Work order: The data below is to be output in full, unchanged.

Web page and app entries
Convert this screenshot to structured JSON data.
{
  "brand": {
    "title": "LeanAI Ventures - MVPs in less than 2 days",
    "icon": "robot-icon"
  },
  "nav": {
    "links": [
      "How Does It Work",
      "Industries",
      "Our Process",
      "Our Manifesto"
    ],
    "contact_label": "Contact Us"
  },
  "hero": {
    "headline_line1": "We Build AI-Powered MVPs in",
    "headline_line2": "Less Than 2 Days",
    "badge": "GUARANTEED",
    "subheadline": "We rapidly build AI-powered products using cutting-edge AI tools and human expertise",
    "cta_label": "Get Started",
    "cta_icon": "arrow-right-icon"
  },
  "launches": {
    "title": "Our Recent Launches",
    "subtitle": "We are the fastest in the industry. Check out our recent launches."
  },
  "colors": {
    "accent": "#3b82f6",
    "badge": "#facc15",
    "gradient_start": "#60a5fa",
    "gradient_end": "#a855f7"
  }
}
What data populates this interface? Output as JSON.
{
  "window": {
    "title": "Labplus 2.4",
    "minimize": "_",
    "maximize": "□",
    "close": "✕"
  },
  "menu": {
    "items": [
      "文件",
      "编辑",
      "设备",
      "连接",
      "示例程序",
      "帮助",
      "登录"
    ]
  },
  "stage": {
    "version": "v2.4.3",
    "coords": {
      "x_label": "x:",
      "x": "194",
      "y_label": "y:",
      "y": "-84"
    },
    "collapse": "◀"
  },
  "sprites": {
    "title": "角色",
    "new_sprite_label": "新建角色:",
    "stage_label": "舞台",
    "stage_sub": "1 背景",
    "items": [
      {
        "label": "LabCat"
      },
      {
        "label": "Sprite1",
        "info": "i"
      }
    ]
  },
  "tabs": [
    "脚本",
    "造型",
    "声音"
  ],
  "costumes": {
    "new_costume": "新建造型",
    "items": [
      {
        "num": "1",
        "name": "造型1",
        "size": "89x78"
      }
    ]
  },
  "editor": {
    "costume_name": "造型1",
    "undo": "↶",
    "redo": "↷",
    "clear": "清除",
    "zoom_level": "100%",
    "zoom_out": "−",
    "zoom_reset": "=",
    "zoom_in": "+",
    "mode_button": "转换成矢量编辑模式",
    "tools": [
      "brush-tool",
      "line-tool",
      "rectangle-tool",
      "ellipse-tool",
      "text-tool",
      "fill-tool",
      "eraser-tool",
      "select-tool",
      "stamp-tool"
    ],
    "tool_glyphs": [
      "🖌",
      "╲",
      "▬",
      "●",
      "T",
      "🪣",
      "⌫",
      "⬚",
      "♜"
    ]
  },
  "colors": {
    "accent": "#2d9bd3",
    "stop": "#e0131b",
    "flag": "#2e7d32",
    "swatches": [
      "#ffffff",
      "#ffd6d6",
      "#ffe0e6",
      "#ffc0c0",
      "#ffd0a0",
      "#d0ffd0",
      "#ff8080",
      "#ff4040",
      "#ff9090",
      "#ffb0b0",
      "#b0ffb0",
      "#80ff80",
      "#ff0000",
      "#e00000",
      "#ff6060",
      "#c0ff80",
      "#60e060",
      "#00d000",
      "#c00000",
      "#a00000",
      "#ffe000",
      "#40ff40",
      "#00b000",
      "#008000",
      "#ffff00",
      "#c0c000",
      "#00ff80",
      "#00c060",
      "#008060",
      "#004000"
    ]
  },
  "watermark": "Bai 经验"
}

Result below:
Convert this screenshot to structured JSON data.
{
  "brand": {
    "title": "LeanAI Ventures - MVPs in less than 2 days",
    "icon": "robot-icon"
  },
  "nav": {
    "links": [
      "How Does It Work",
      "Industries",
      "Our Process",
      "Our Manifesto"
    ],
    "contact_label": "Contact Us"
  },
  "hero": {
    "headline_line1": "We Build AI-Powered MVPs in",
    "headline_line2": "Less Than 2 Days",
    "badge": "GUARANTEED",
    "subheadline": "We rapidly build AI-powered products using cutting-edge AI tools and human expertise",
    "cta_label": "Get Started",
    "cta_icon": "arrow-right-icon"
  },
  "launches": {
    "title": "Our Recent Launches",
    "subtitle": "We are the fastest in the industry. Check out our recent launches."
  },
  "colors": {
    "accent": "#3b82f6",
    "badge": "#facc15",
    "gradient_start": "#60a5fa",
    "gradient_end": "#a855f7"
  }
}
What data populates this interface? Output as JSON.
{
  "window": {
    "title": "Labplus 2.4",
    "minimize": "_",
    "maximize": "□",
    "close": "✕"
  },
  "menu": {
    "items": [
      "文件",
      "编辑",
      "设备",
      "连接",
      "示例程序",
      "帮助",
      "登录"
    ]
  },
  "stage": {
    "version": "v2.4.3",
    "coords": {
      "x_label": "x:",
      "x": "194",
      "y_label": "y:",
      "y": "-84"
    },
    "collapse": "◀"
  },
  "sprites": {
    "title": "角色",
    "new_sprite_label": "新建角色:",
    "stage_label": "舞台",
    "stage_sub": "1 背景",
    "items": [
      {
        "label": "LabCat"
      },
      {
        "label": "Sprite1",
        "info": "i"
      }
    ]
  },
  "tabs": [
    "脚本",
    "造型",
    "声音"
  ],
  "costumes": {
    "new_costume": "新建造型",
    "items": [
      {
        "num": "1",
        "name": "造型1",
        "size": "89x78"
      }
    ]
  },
  "editor": {
    "costume_name": "造型1",
    "undo": "↶",
    "redo": "↷",
    "clear": "清除",
    "zoom_level": "100%",
    "zoom_out": "−",
    "zoom_reset": "=",
    "zoom_in": "+",
    "mode_button": "转换成矢量编辑模式",
    "tools": [
      "brush-tool",
      "line-tool",
      "rectangle-tool",
      "ellipse-tool",
      "text-tool",
      "fill-tool",
      "eraser-tool",
      "select-tool",
      "stamp-tool"
    ],
    "tool_glyphs": [
      "🖌",
      "╲",
      "▬",
      "●",
      "T",
      "🪣",
      "⌫",
      "⬚",
      "♜"
    ]
  },
  "colors": {
    "accent": "#2d9bd3",
    "stop": "#e0131b",
    "flag": "#2e7d32",
    "swatches": [
      "#ffffff",
      "#ffd6d6",
      "#ffe0e6",
      "#ffc0c0",
      "#ffd0a0",
      "#d0ffd0",
      "#ff8080",
      "#ff4040",
      "#ff9090",
      "#ffb0b0",
      "#b0ffb0",
      "#80ff80",
      "#ff0000",
      "#e00000",
      "#ff6060",
      "#c0ff80",
      "#60e060",
      "#00d000",
      "#c00000",
      "#a00000",
      "#ffe000",
      "#40ff40",
      "#00b000",
      "#008000",
      "#ffff00",
      "#c0c000",
      "#00ff80",
      "#00c060",
      "#008060",
      "#004000"
    ]
  },
  "watermark": "Bai 经验"
}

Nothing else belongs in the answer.